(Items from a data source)
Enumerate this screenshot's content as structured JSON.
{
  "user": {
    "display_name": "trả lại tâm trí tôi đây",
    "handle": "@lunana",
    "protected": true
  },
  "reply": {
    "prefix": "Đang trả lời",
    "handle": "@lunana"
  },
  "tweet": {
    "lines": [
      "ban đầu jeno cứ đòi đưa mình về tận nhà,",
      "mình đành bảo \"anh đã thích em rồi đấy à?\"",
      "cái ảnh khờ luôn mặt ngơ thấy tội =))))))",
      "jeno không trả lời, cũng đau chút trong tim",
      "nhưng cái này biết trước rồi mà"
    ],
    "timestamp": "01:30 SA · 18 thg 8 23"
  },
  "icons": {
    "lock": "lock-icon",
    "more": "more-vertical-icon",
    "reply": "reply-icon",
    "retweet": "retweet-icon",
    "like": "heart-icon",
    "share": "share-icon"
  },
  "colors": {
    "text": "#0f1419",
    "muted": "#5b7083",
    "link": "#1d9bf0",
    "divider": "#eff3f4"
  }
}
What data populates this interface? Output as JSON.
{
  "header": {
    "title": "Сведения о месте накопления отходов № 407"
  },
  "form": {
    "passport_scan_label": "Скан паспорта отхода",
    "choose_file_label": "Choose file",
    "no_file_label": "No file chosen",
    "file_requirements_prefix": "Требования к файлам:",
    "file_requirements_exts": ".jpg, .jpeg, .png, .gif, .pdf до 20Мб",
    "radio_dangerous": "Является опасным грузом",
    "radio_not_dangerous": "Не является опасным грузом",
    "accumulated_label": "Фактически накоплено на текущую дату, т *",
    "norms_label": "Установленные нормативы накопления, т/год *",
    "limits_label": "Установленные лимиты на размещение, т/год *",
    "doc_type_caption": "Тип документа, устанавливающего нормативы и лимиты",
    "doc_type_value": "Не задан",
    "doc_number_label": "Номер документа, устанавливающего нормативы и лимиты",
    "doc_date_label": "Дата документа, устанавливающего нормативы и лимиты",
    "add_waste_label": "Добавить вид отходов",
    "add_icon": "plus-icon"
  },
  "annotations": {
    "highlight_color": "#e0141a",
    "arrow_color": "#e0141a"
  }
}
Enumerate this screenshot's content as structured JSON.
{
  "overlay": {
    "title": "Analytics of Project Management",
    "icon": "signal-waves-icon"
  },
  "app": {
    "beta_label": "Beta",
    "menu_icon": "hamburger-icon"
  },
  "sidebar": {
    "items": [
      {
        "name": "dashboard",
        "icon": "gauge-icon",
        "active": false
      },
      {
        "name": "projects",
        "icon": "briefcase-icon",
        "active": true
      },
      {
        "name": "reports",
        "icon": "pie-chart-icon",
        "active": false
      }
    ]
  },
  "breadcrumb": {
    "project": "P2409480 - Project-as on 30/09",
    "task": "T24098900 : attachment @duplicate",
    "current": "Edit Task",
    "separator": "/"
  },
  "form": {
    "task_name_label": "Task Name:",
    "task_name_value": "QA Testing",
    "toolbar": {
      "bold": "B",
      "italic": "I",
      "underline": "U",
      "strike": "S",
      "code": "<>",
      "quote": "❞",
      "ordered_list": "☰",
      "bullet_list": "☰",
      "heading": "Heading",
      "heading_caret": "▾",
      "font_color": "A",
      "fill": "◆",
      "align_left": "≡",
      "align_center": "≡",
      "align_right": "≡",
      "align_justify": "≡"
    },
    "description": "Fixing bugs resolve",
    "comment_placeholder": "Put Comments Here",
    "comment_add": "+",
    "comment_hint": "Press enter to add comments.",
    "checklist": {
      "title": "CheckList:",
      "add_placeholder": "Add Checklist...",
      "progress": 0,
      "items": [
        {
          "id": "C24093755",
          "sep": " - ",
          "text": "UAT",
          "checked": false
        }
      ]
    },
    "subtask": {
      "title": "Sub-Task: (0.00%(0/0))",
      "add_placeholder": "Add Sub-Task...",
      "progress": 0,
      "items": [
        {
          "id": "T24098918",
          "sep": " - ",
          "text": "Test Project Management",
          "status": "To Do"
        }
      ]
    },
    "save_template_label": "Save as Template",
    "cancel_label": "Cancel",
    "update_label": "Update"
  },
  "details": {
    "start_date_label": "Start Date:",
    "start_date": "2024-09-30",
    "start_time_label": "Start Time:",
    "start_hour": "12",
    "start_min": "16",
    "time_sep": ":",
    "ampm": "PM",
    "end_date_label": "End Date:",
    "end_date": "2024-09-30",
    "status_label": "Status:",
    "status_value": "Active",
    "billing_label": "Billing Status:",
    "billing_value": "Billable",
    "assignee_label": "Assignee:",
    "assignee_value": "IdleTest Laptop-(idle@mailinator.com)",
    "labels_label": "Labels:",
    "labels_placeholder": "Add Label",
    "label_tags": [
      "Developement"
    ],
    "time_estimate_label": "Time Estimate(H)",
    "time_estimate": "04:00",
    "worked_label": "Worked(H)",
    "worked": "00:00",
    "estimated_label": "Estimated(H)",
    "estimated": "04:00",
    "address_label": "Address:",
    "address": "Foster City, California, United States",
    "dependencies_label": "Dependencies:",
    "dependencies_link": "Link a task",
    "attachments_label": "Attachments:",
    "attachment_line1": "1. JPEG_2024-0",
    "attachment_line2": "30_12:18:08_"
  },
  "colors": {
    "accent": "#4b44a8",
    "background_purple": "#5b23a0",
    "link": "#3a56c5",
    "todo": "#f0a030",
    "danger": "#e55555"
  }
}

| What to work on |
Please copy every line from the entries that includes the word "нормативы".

| Answer space |
    "norms_label": "Установленные нормативы накопления, т/год *",
    "doc_type_caption": "Тип документа, устанавливающего нормативы и лимиты",
    "doc_number_label": "Номер документа, устанавливающего нормативы и лимиты",
    "doc_date_label": "Дата документа, устанавливающего нормативы и лимиты",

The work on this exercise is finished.